The Blagger's Guide To...Greatest holiday reads ever

'The best novels can make you shiver in the sun'

"Swallows and Amazons" by Arthur Ransome (Red Fox, £7.99)

You'll want to give this to your children as a window on a time when adventures came from swimming, fishing, camping and exploring rather than in an Xbox, but when you remember what John, Susan, Titty, Roger, Nancy and Peggy got up to in those boats you might think it safer just to reread it yourself and reminisce about that perfect childhood you never had. The best line is when Nancy reveals that she is really called Ruth, but changed her name when she heard that pirates are ruthless.

"Cider With Rosie" by Laurie Lee (Vintage Classics, £7.99)

Set in a forgotten England when lads were lads, girls were pretty and summer lasted for ever, this classic by Lee (right) must be read in a hammock with a cold cider on hand. "Never to be forgotten, that first long secret drink of golden fire, juice of those valleys and of that time, wine of wild orchards, of russet summer, of plump red apples, and Rosie's burning cheeks. Never to be forgotten, or ever tasted again ...."

"The Beach" by Alex Garland (Penguin £8.99)

Recently reissued by Penguin in a paperback edition, this is the perfect reading on your paradise holiday island. The moral of the story is: be careful what you wish for, and beware of men calling themselves Daffy Duck.

"To Kill a Mockingbird" by Harper Lee (Arrow, £6.99)

A 50th anniversary edition of this southern American classic was published last year. Read it somewhere oppressively hot, with camellia bushes, molasses-thick air, and a mad dog lurching down the main street ....

"One Hundred Years of Solitude" by Gabriel Garcia Márquez (Penguin Modern Classics, £9.99)

A classic of magical realism in which solitude is all-important and linear time is meaningless can only really be read on holiday.

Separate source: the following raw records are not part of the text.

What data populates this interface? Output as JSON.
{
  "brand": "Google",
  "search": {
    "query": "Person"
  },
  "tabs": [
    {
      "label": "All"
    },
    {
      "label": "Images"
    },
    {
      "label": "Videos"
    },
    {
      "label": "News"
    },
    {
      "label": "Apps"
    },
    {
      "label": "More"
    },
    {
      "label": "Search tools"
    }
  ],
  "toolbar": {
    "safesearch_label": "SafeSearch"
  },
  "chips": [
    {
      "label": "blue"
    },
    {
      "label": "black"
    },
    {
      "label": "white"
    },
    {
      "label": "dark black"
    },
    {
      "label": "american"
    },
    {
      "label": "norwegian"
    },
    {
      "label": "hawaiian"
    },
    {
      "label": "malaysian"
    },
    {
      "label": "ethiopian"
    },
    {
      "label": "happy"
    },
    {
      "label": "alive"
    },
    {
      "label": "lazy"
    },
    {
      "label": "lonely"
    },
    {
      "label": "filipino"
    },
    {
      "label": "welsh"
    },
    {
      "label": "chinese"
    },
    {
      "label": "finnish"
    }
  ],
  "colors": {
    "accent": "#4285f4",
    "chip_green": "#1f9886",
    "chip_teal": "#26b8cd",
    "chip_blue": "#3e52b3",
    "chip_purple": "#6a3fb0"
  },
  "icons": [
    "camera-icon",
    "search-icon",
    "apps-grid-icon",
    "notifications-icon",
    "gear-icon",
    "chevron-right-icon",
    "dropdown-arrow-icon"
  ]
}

Just make sure that it's a long holiday (and remember that it's not meant to be a guidebook to Columbia).

"One Day" by David Nicholls (Hodder, £7.99)

Nicholls' word-of-mouth bestseller sold its millionth UK copy last week, and the film is due for release in August; Hodder's film tie-in edition is just out. The book is set over 20 years, meeting its two protagonists each St Swithin's Day. Unfortunately, if you want to flee to Paris to catch up with your college sweetheart, you're too late: St Swithin's Day was two days ago.

"A Room With a View" by E M Forster (Penguin Classics, £8.99)

That kiss ... in Florence ... in a field of violets ... go on, you know you want to.

"Miss Smilla's Feeling for Snow" by Peter Høeg (Vintage, £8.99)

There's nothing like reading a convincing novel in a place that's completely inappropriate to its setting. Try, for example, Peter Carey's The True History of the Kelly Gang in Tuscany, or Virginia Woolf's Mrs Dalloway on a Greek Island. Or read Høeg's delicious, icy-cool, 1992 Scandinavian detective story while sunbathing on a Caribbean beach. We guarantee it will make you shiver.

Comments